My team and I at Sustainable Futures North have a new publication on energy security in the rural North. It offers an interesting discussion, I think, on how we think about the challenges that 'progress' have locked us into over time, and what potential there is for replacing vulnerabilities with strategies for resilience and sustainability. 

Sod homes were dug into the earth and framed with wood or whalebone on the coast. This archival photograph shows a dwelling on the banks of the Selawik River in Northwest Arctic Borough, Alaska, c. 1929. Edward R. Curtis, courtesy of Library of Congress. Reproduced from Environmental Health Perspectives.

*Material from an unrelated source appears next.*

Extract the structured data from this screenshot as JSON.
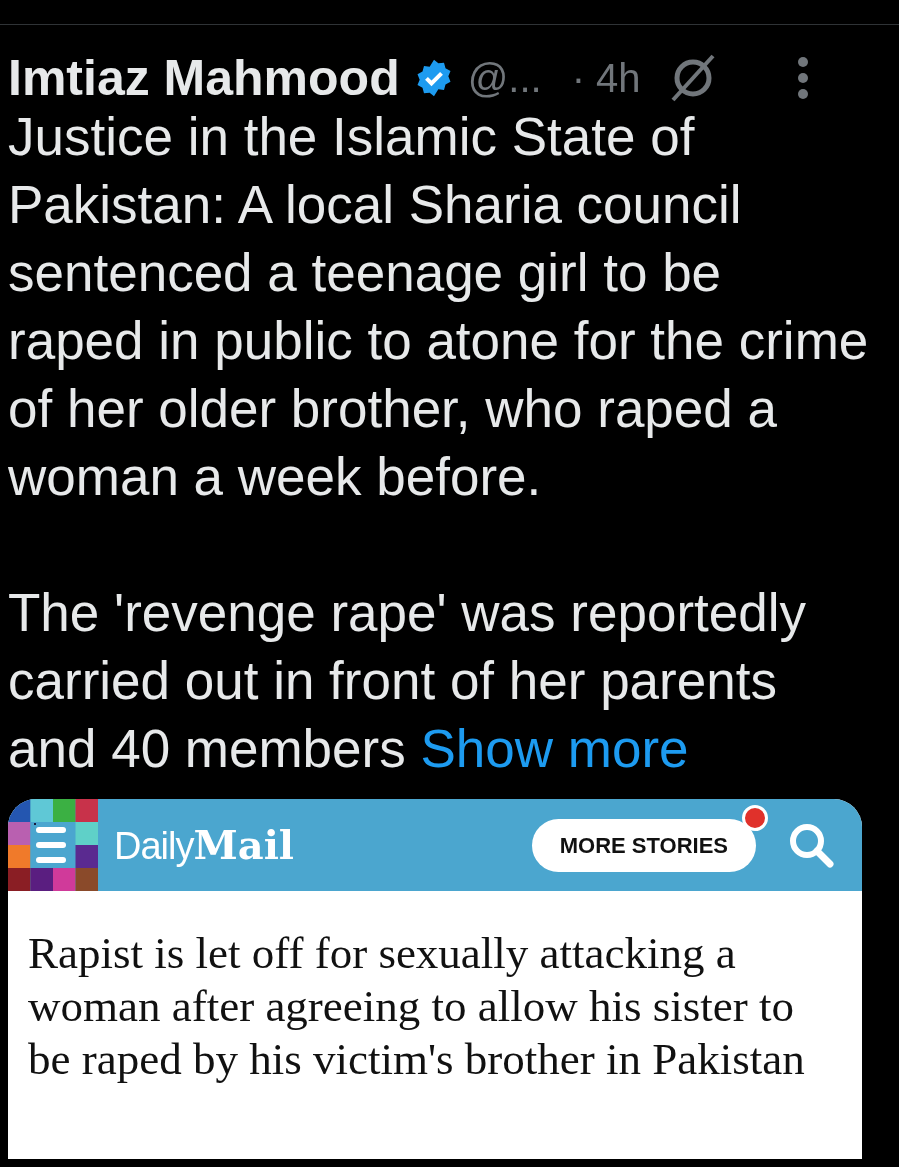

Sod homes were dug into the earth and framed with wood or whalebone on the coast. This archival photograph shows a dwelling on the banks of the Selawik River in Northwest Arctic Borough, Alaska, c. 1929.

Edward R. Curtis, courtesy of Library of Congress. Reproduced from Environmental Health Perspectives.

Before Euro-American colonization of the North, people in Alaska were for the most part energy secure. Homes were highly energy efficient, such as the sod homes common in the Interior, and families' energy needs were limited to fires for cooking and smoking foods, oil lamps for lighting, ice and permafrost for storing food in the winter, and dog teams or human power for transportation.  

This has all changed, of course, and today rural communities in the North are tremendously dependent on fossil fuels, to power water treatment facilities, to heat homes that were not designed for cold climates, to fuel outboard motors and snow-mobiles, and so on. We explore these changes, and their social and ecological consequences, in our new paper. 

We are not making a value judgment in this work, implying that people ought to somehow "go back" to past ways of living; rather, we are simply pointing out that the transition was noteworthy, and was driven largely by colonialism and settlers' values for the North, people who wanted to remake the North to be like more 'civilized' places further south. As such, mistakes were made by people who refused to work with the unique biogeographies and cultural ecologies of northern places. The outcome--present day circumstances for rural residents--can be evaluated in terms of community resilience, vulnerability and sustainability. Communities are vulnerable and dependent in many ways, and these dependencies can hinder their ability to forge their own destinies in the changing Arctic. 

A prototype home in Anaktuvuk Pass, Alaska, was modeled on traditional sod homes, and features an earthen roof, a passive ventilation system, solar panels, and an unheated cold room for storing wild foods. Photo from Environmental Health Perspectives.

A prototype home in Anaktuvuk Pass, Alaska, was modeled on traditional sod homes, and features an earthen roof, a passive ventilation system, solar panels, and an unheated cold room for storing wild foods. Photo from Environmental Health Perspectives.

Some people are trying to look back at what worked as a way to be inspired about new ways to live in the North, new ways to replace these vulnerabilities with self-reliance, and this is among the many reasons we wrote this paper.

I also think it is important to have this discussion about place-based energy issues in the Arctic considering how much the energy security discourse internationally focuses on the economic potential of the region, as sea ice recedes and Arctic waters become open to oil drilling and shipping. I also think the case of Alaska can help us think about what energy security really means at the household level. 

If you don't have access to the journal, please contact me for a copy of the manuscript.